● **Activity**: The answer is to be the data below, written out in full and exactly.
BEGIN Extracted records
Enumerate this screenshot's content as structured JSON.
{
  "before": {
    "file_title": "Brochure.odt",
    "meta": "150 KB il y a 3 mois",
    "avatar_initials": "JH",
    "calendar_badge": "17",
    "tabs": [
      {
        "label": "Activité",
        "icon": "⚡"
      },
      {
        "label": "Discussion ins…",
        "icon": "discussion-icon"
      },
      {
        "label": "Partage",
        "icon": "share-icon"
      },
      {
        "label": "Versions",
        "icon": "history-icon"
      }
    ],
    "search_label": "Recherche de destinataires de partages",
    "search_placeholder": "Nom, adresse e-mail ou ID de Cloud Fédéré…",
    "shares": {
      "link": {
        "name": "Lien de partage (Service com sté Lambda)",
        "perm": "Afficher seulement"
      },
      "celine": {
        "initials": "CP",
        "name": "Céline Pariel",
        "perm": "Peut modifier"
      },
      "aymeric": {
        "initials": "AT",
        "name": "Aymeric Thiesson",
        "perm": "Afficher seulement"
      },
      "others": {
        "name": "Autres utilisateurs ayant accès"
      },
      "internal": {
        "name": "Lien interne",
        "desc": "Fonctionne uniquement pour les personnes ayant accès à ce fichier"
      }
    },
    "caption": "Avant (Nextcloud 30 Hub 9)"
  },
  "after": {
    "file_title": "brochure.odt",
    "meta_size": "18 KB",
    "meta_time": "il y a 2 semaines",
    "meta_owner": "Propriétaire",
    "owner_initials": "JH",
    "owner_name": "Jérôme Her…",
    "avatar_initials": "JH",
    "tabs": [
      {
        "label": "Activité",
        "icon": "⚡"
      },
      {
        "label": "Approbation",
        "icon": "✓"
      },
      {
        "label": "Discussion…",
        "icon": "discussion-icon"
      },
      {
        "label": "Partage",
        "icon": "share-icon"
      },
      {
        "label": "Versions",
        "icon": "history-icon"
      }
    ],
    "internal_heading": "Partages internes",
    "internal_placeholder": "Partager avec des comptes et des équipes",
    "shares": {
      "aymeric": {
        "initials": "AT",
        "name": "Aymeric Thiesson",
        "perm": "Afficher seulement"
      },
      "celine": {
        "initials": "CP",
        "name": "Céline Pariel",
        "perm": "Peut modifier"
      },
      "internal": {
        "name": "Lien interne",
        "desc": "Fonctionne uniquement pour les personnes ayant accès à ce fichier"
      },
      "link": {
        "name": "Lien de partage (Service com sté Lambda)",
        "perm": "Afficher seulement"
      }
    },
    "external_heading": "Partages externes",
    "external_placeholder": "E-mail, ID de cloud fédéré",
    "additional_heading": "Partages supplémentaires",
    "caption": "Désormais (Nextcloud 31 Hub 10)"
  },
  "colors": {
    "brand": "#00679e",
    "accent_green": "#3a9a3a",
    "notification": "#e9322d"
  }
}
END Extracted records
● **Solution for this problem**:
Enumerate this screenshot's content as structured JSON.
{
  "before": {
    "file_title": "Brochure.odt",
    "meta": "150 KB il y a 3 mois",
    "avatar_initials": "JH",
    "calendar_badge": "17",
    "tabs": [
      {
        "label": "Activité",
        "icon": "⚡"
      },
      {
        "label": "Discussion ins…",
        "icon": "discussion-icon"
      },
      {
        "label": "Partage",
        "icon": "share-icon"
      },
      {
        "label": "Versions",
        "icon": "history-icon"
      }
    ],
    "search_label": "Recherche de destinataires de partages",
    "search_placeholder": "Nom, adresse e-mail ou ID de Cloud Fédéré…",
    "shares": {
      "link": {
        "name": "Lien de partage (Service com sté Lambda)",
        "perm": "Afficher seulement"
      },
      "celine": {
        "initials": "CP",
        "name": "Céline Pariel",
        "perm": "Peut modifier"
      },
      "aymeric": {
        "initials": "AT",
        "name": "Aymeric Thiesson",
        "perm": "Afficher seulement"
      },
      "others": {
        "name": "Autres utilisateurs ayant accès"
      },
      "internal": {
        "name": "Lien interne",
        "desc": "Fonctionne uniquement pour les personnes ayant accès à ce fichier"
      }
    },
    "caption": "Avant (Nextcloud 30 Hub 9)"
  },
  "after": {
    "file_title": "brochure.odt",
    "meta_size": "18 KB",
    "meta_time": "il y a 2 semaines",
    "meta_owner": "Propriétaire",
    "owner_initials": "JH",
    "owner_name": "Jérôme Her…",
    "avatar_initials": "JH",
    "tabs": [
      {
        "label": "Activité",
        "icon": "⚡"
      },
      {
        "label": "Approbation",
        "icon": "✓"
      },
      {
        "label": "Discussion…",
        "icon": "discussion-icon"
      },
      {
        "label": "Partage",
        "icon": "share-icon"
      },
      {
        "label": "Versions",
        "icon": "history-icon"
      }
    ],
    "internal_heading": "Partages internes",
    "internal_placeholder": "Partager avec des comptes et des équipes",
    "shares": {
      "aymeric": {
        "initials": "AT",
        "name": "Aymeric Thiesson",
        "perm": "Afficher seulement"
      },
      "celine": {
        "initials": "CP",
        "name": "Céline Pariel",
        "perm": "Peut modifier"
      },
      "internal": {
        "name": "Lien interne",
        "desc": "Fonctionne uniquement pour les personnes ayant accès à ce fichier"
      },
      "link": {
        "name": "Lien de partage (Service com sté Lambda)",
        "perm": "Afficher seulement"
      }
    },
    "external_heading": "Partages externes",
    "external_placeholder": "E-mail, ID de cloud fédéré",
    "additional_heading": "Partages supplémentaires",
    "caption": "Désormais (Nextcloud 31 Hub 10)"
  },
  "colors": {
    "brand": "#00679e",
    "accent_green": "#3a9a3a",
    "notification": "#e9322d"
  }
}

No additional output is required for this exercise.